It’s complicated. Luckily, we did the homework so you don’t have to. The short answer is the holiday started with a workers march. The long answer? Don’t worry: we boiled it down to seven quick facts.
Labor Day was first celebrated as a holiday in 1882
In plans accorded by the Central Labor Union of NYC, the holiday was celebrated on September 5, 1882, three days after 10,000 workers marched for labor rights in Manhattan. At this time, the six day, 12 hour work week was the norm.
It became a national holiday in 1894
By this time, 23 states had adopted the holiday. President Grover Cleveland signed the first Monday of each September into law as the national holiday of Labor Day.
The eight-hour work day wasn’t established till 1916
It took time for the modern eight-hour work day to catch up — it was established by the Adamson Act, passed by Congress on September 3, 1916.
3 origin theories on the no-white-after-Labor-Day rule
One theory traces the no-white rule to the vacays of the wealthy in the early 20th century: summer retreats away from cities made it possible to wear white without worry about getting dirty.
A second theory is less sociological: you don’t need white summery clothing after Labor Day, which marks the end of summer.
A third theory is more market-conscious, pointing to the no-white rule as a byproduct of fashion mags that would start featuring fall clothes in their page after Labor Day.
It’s celebrated around the world — kind of
Labor Day is American. The rest of the world celebrates International Workers’ Day, aka May Day, on May 1.
It’s laborious for retail workers

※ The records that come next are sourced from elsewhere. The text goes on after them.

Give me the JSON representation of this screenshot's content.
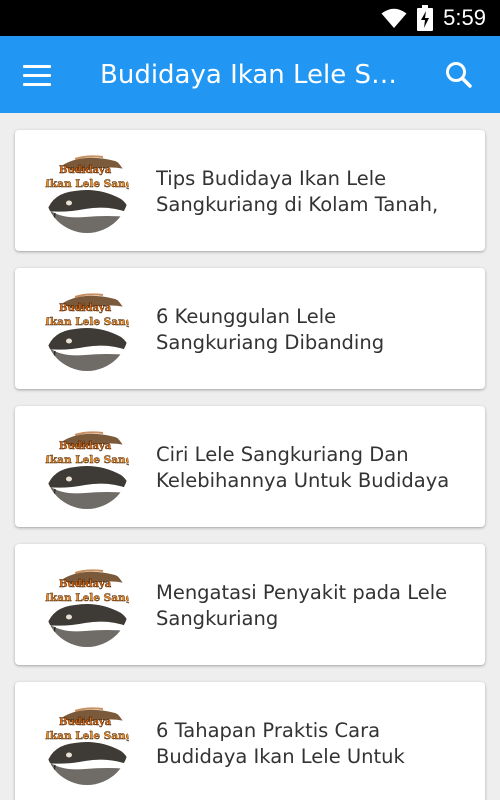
{
  "status_bar": {
    "time": "5:59",
    "icons": [
      "wifi-icon",
      "battery-charging-icon"
    ]
  },
  "app_bar": {
    "title": "Budidaya Ikan Lele Sangkuriang",
    "menu_icon": "hamburger-menu-icon",
    "search_icon": "search-icon",
    "color": "#2196f3"
  },
  "articles": [
    {
      "line1": "Tips Budidaya Ikan Lele",
      "line2": "Sangkuriang di Kolam Tanah,",
      "thumbnail_icon": "catfish-thumbnail",
      "thumbnail_text": "Budidaya Ikan Lele Sangkuriang"
    },
    {
      "line1": "6 Keunggulan Lele",
      "line2": "Sangkuriang Dibanding",
      "thumbnail_icon": "catfish-thumbnail",
      "thumbnail_text": "Budidaya Ikan Lele Sangkuriang"
    },
    {
      "line1": "Ciri Lele Sangkuriang Dan",
      "line2": "Kelebihannya Untuk Budidaya",
      "thumbnail_icon": "catfish-thumbnail",
      "thumbnail_text": "Budidaya Ikan Lele Sangkuriang"
    },
    {
      "line1": "Mengatasi Penyakit pada Lele",
      "line2": "Sangkuriang",
      "thumbnail_icon": "catfish-thumbnail",
      "thumbnail_text": "Budidaya Ikan Lele Sangkuriang"
    },
    {
      "line1": "6 Tahapan Praktis Cara",
      "line2": "Budidaya Ikan Lele Untuk",
      "thumbnail_icon": "catfish-thumbnail",
      "thumbnail_text": "Budidaya Ikan Lele Sangkuriang"
    }
  ]
}
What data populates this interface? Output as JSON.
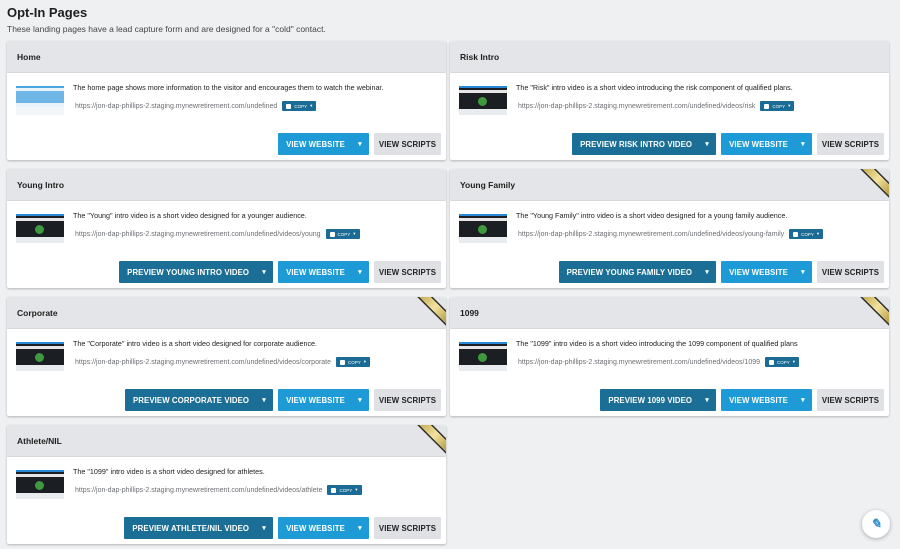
{
  "page": {
    "title": "Opt-In Pages",
    "subtitle": "These landing pages have a lead capture form and are designed for a \"cold\" contact."
  },
  "buttons": {
    "copy": "COPY",
    "view_website": "VIEW WEBSITE",
    "view_scripts": "VIEW SCRIPTS",
    "caret": "▾"
  },
  "cards": [
    {
      "title": "Home",
      "description": "The home page shows more information to the visitor and encourages them to watch the webinar.",
      "url": "https://jon-dap-phillips-2.staging.mynewretirement.com/undefined",
      "preview_label": ""
    },
    {
      "title": "Risk Intro",
      "description": "The \"Risk\" intro video is a short video introducing the risk component of qualified plans.",
      "url": "https://jon-dap-phillips-2.staging.mynewretirement.com/undefined/videos/risk",
      "preview_label": "PREVIEW RISK INTRO VIDEO"
    },
    {
      "title": "Young Intro",
      "description": "The \"Young\" intro video is a short video designed for a younger audience.",
      "url": "https://jon-dap-phillips-2.staging.mynewretirement.com/undefined/videos/young",
      "preview_label": "PREVIEW YOUNG INTRO VIDEO"
    },
    {
      "title": "Young Family",
      "description": "The \"Young Family\" intro video is a short video designed for a young family audience.",
      "url": "https://jon-dap-phillips-2.staging.mynewretirement.com/undefined/videos/young-family",
      "preview_label": "PREVIEW YOUNG FAMILY VIDEO"
    },
    {
      "title": "Corporate",
      "description": "The \"Corporate\" intro video is a short video designed for corporate audience.",
      "url": "https://jon-dap-phillips-2.staging.mynewretirement.com/undefined/videos/corporate",
      "preview_label": "PREVIEW CORPORATE VIDEO"
    },
    {
      "title": "1099",
      "description": "The \"1099\" intro video is a short video introducing the 1099 component of qualified plans",
      "url": "https://jon-dap-phillips-2.staging.mynewretirement.com/undefined/videos/1099",
      "preview_label": "PREVIEW 1099 VIDEO"
    },
    {
      "title": "Athlete/NIL",
      "description": "The \"1099\" intro video is a short video designed for athletes.",
      "url": "https://jon-dap-phillips-2.staging.mynewretirement.com/undefined/videos/athlete",
      "preview_label": "PREVIEW ATHLETE/NIL VIDEO"
    }
  ],
  "colors": {
    "primary_dark": "#1b6e95",
    "primary_light": "#1e9bd7",
    "header_bg": "#e3e5e8"
  },
  "icons": {
    "copy": "clipboard-icon",
    "dropdown": "chevron-down-icon",
    "ribbon": "gold-ribbon-icon",
    "fab": "feather-icon"
  }
}
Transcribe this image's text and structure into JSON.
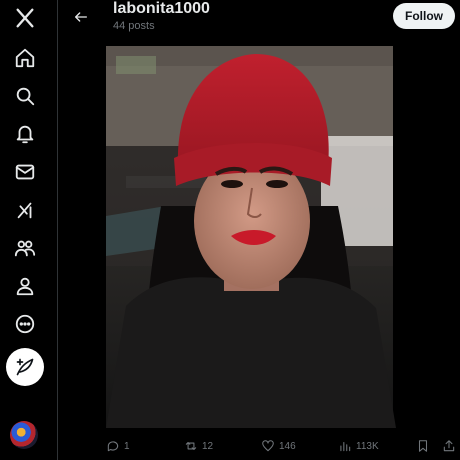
{
  "profile": {
    "username": "labonita1000",
    "post_count_label": "44 posts",
    "follow_label": "Follow"
  },
  "post": {
    "reply_count": "1",
    "repost_count": "12",
    "like_count": "146",
    "view_count": "113K"
  },
  "colors": {
    "background": "#000000",
    "follow_button": "#eff3f4",
    "muted_text": "#71767b",
    "beanie_red": "#c0202e"
  },
  "nav": {
    "icons": [
      "x-logo-icon",
      "home-icon",
      "search-icon",
      "notifications-icon",
      "messages-icon",
      "grok-icon",
      "communities-icon",
      "profile-icon",
      "more-icon",
      "compose-post-icon"
    ]
  }
}
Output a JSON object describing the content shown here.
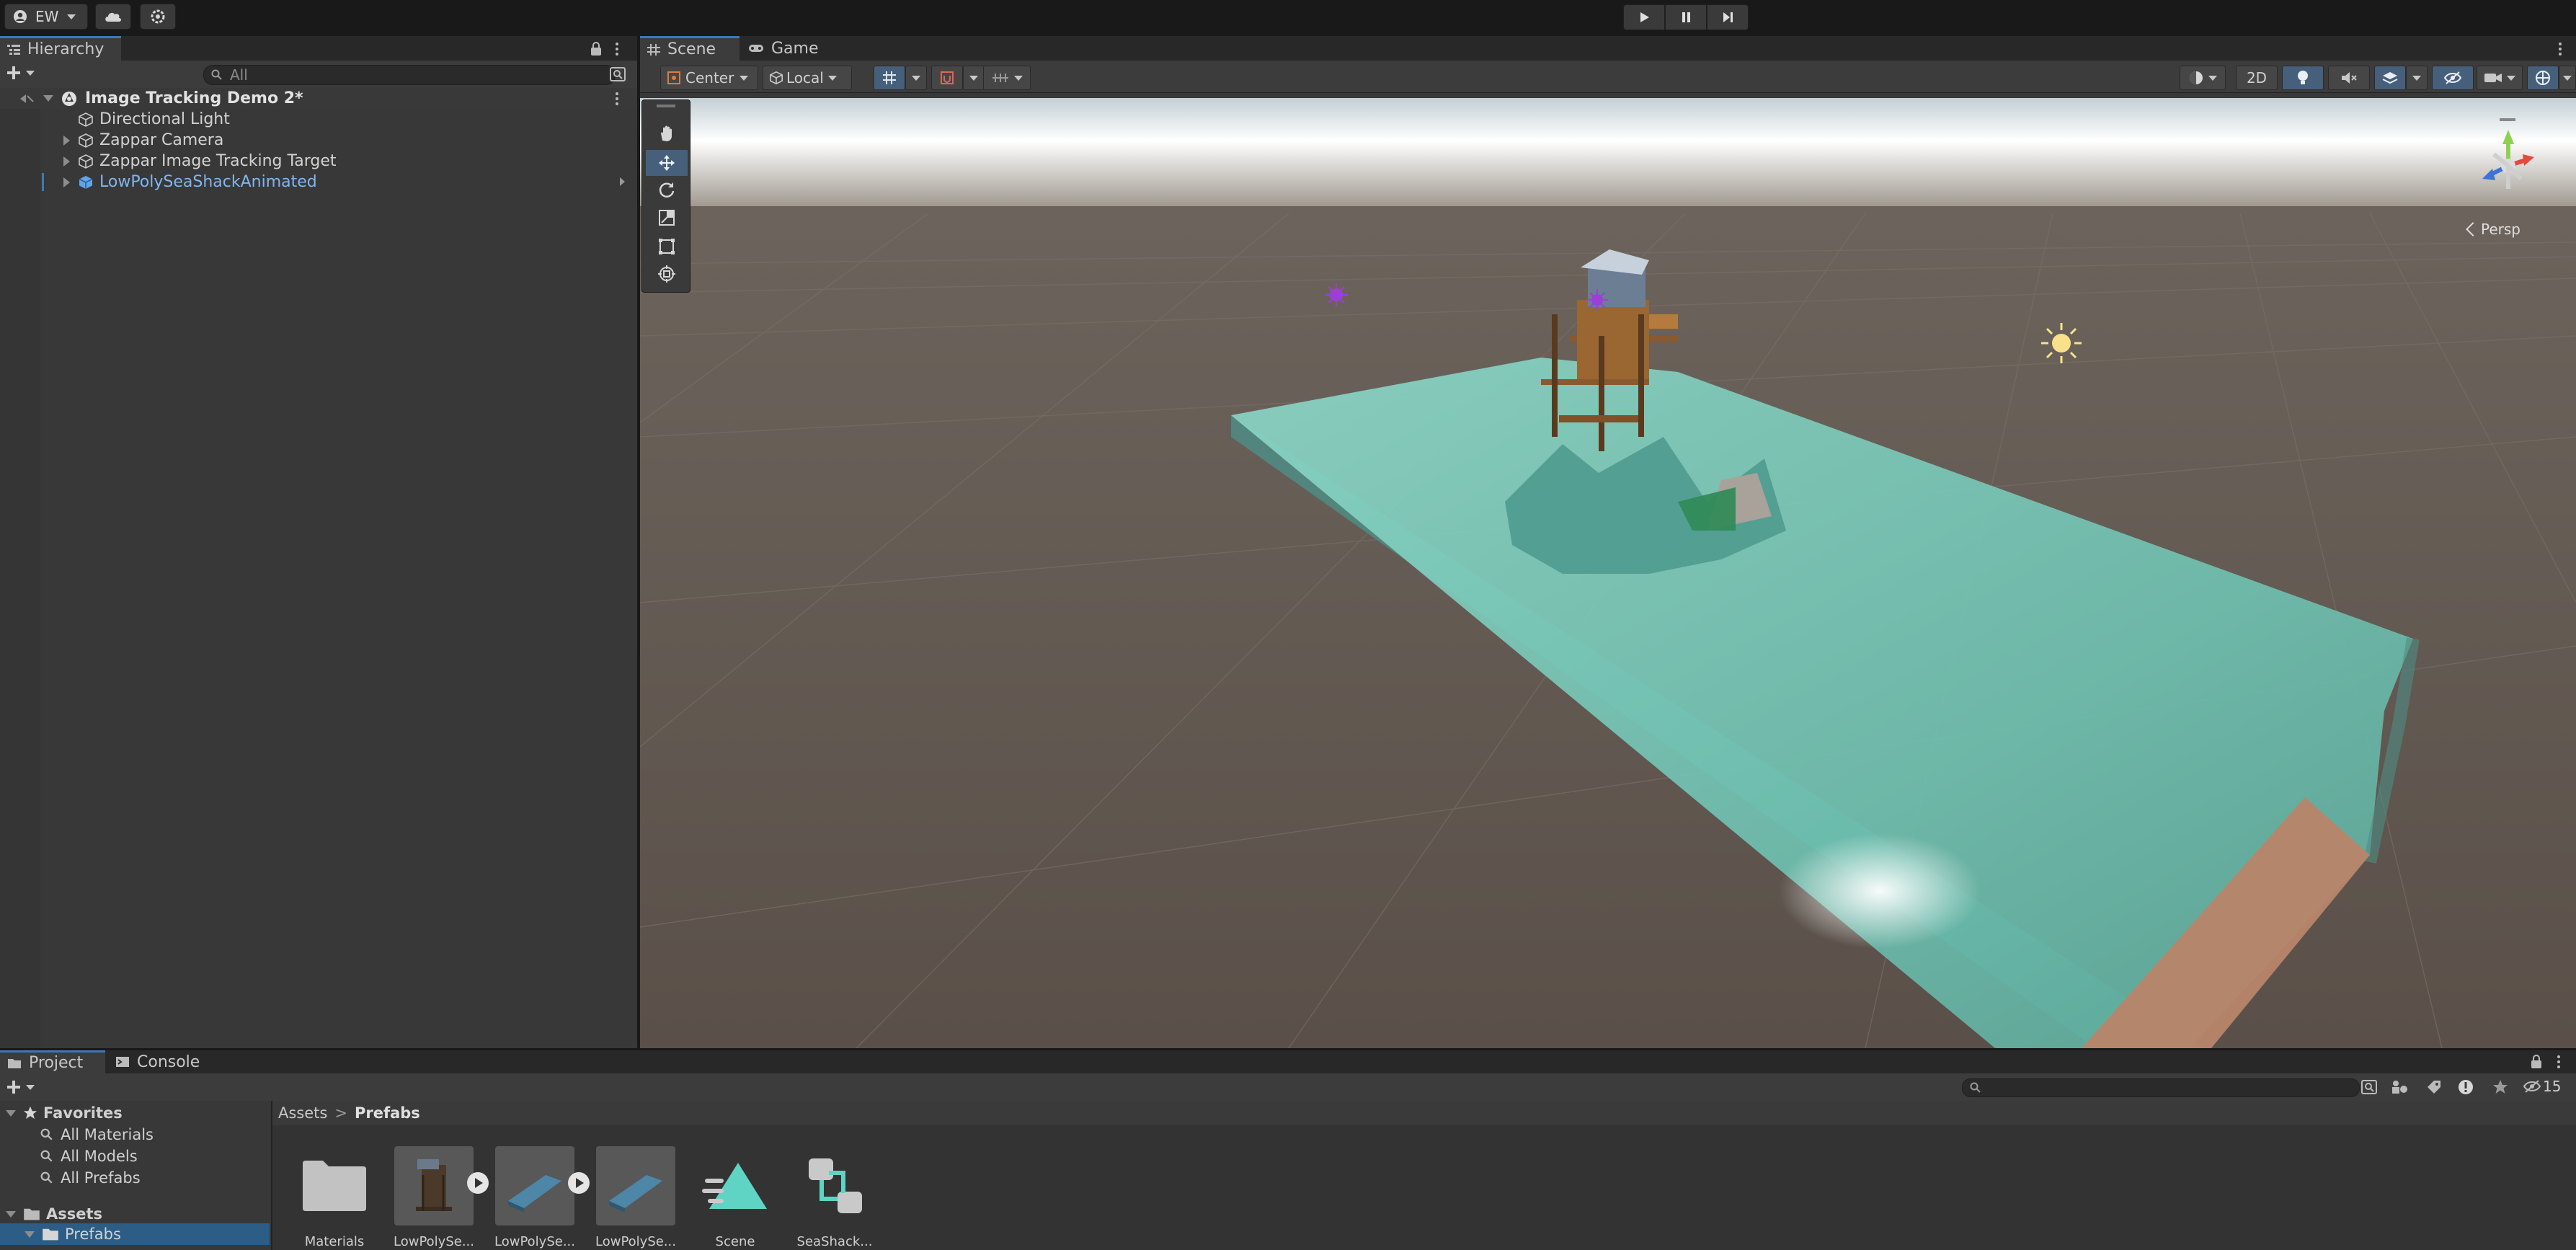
{
  "toolbar": {
    "account_label": "EW",
    "icons": [
      "user-circle-icon",
      "cloud-icon",
      "settings-icon",
      "play-icon",
      "pause-icon",
      "step-icon"
    ]
  },
  "hierarchy": {
    "tab_label": "Hierarchy",
    "search_placeholder": "All",
    "scene_name": "Image Tracking Demo 2*",
    "items": [
      {
        "label": "Directional Light"
      },
      {
        "label": "Zappar Camera"
      },
      {
        "label": "Zappar Image Tracking Target"
      },
      {
        "label": "LowPolySeaShackAnimated"
      }
    ]
  },
  "scene_view": {
    "tabs": [
      {
        "label": "Scene"
      },
      {
        "label": "Game"
      }
    ],
    "pivot_mode": "Center",
    "pivot_rotation": "Local",
    "mode_2d": "2D",
    "gizmo_label": "Persp",
    "colors": {
      "water": "#6ec3b6",
      "ground": "#5d554f",
      "sky": "#e8eeef",
      "accent_blue": "#3a79bb",
      "prefab_blue": "#7fb6f0"
    }
  },
  "project": {
    "tabs": [
      {
        "label": "Project"
      },
      {
        "label": "Console"
      }
    ],
    "hidden_count": "15",
    "favorites_label": "Favorites",
    "favorites": [
      {
        "label": "All Materials"
      },
      {
        "label": "All Models"
      },
      {
        "label": "All Prefabs"
      }
    ],
    "assets_label": "Assets",
    "prefabs_folder": "Prefabs",
    "breadcrumb": {
      "root": "Assets",
      "sep": ">",
      "current": "Prefabs"
    },
    "assets": [
      {
        "label": "Materials"
      },
      {
        "label": "LowPolySe..."
      },
      {
        "label": "LowPolySe..."
      },
      {
        "label": "LowPolySe..."
      },
      {
        "label": "Scene"
      },
      {
        "label": "SeaShack..."
      }
    ]
  }
}
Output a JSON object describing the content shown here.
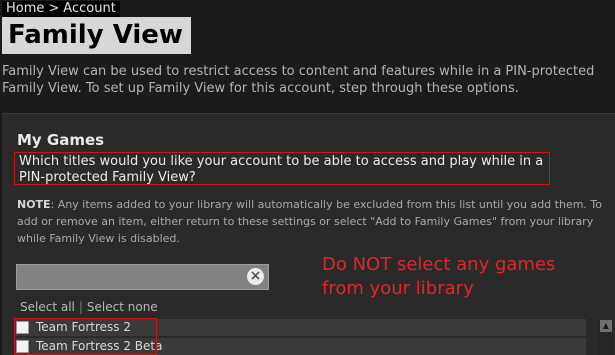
{
  "breadcrumb": {
    "home": "Home",
    "separator": ">",
    "current": "Account"
  },
  "page": {
    "title": "Family View"
  },
  "intro": "Family View can be used to restrict access to content and features while in a PIN-protected Family View. To set up Family View for this account, step through these options.",
  "my_games": {
    "title": "My Games",
    "question": "Which titles would you like your account to be able to access and play while in a PIN-protected Family View?",
    "note_label": "NOTE",
    "note_text": ": Any items added to your library will automatically be excluded from this list until you add them. To add or remove an item, either return to these settings or select \"Add to Family Games\" from your library while Family View is disabled.",
    "search": {
      "value": ""
    },
    "select_all": "Select all",
    "select_divider": "|",
    "select_none": "Select none",
    "games": [
      {
        "name": "Team Fortress 2",
        "checked": false
      },
      {
        "name": "Team Fortress 2 Beta",
        "checked": false
      }
    ]
  },
  "annotation": "Do NOT select any games from your library",
  "colors": {
    "annotation": "#e0262b",
    "outline": "#c8161d"
  },
  "icons": {
    "clear": "clear-icon",
    "scroll_up": "scroll-up-arrow-icon"
  }
}
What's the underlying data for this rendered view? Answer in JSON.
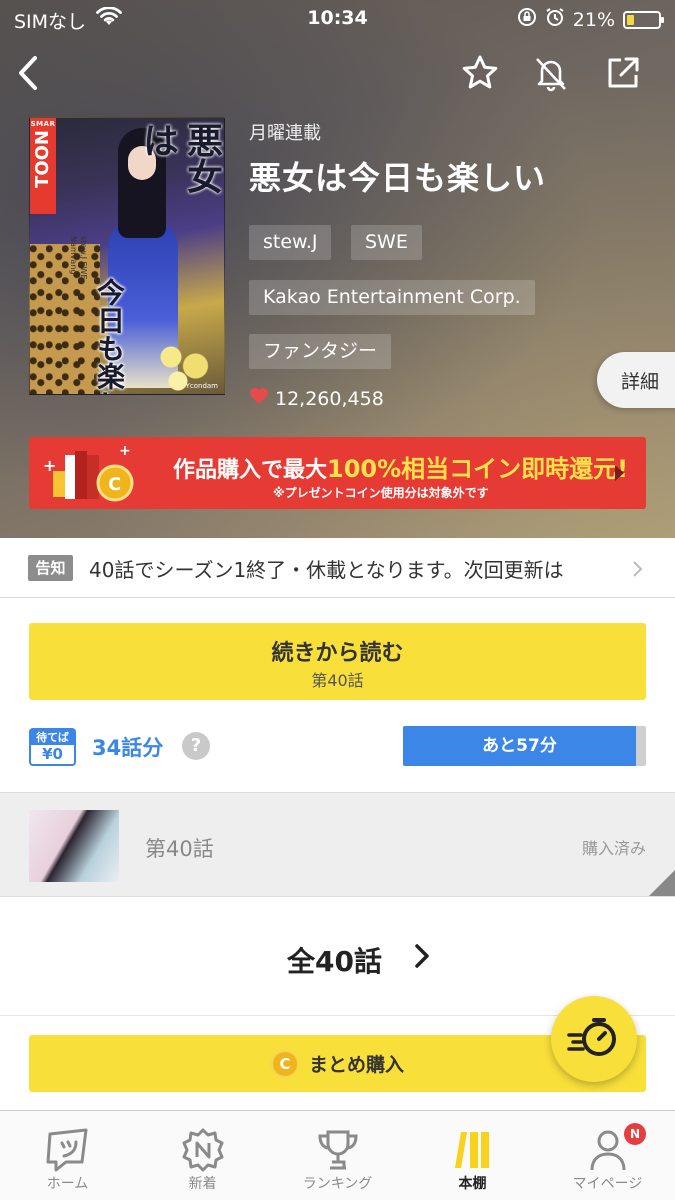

Thanks to Labor Day sales, retail employees face some of their longest hours on the holiday that sought to make labor rights visible.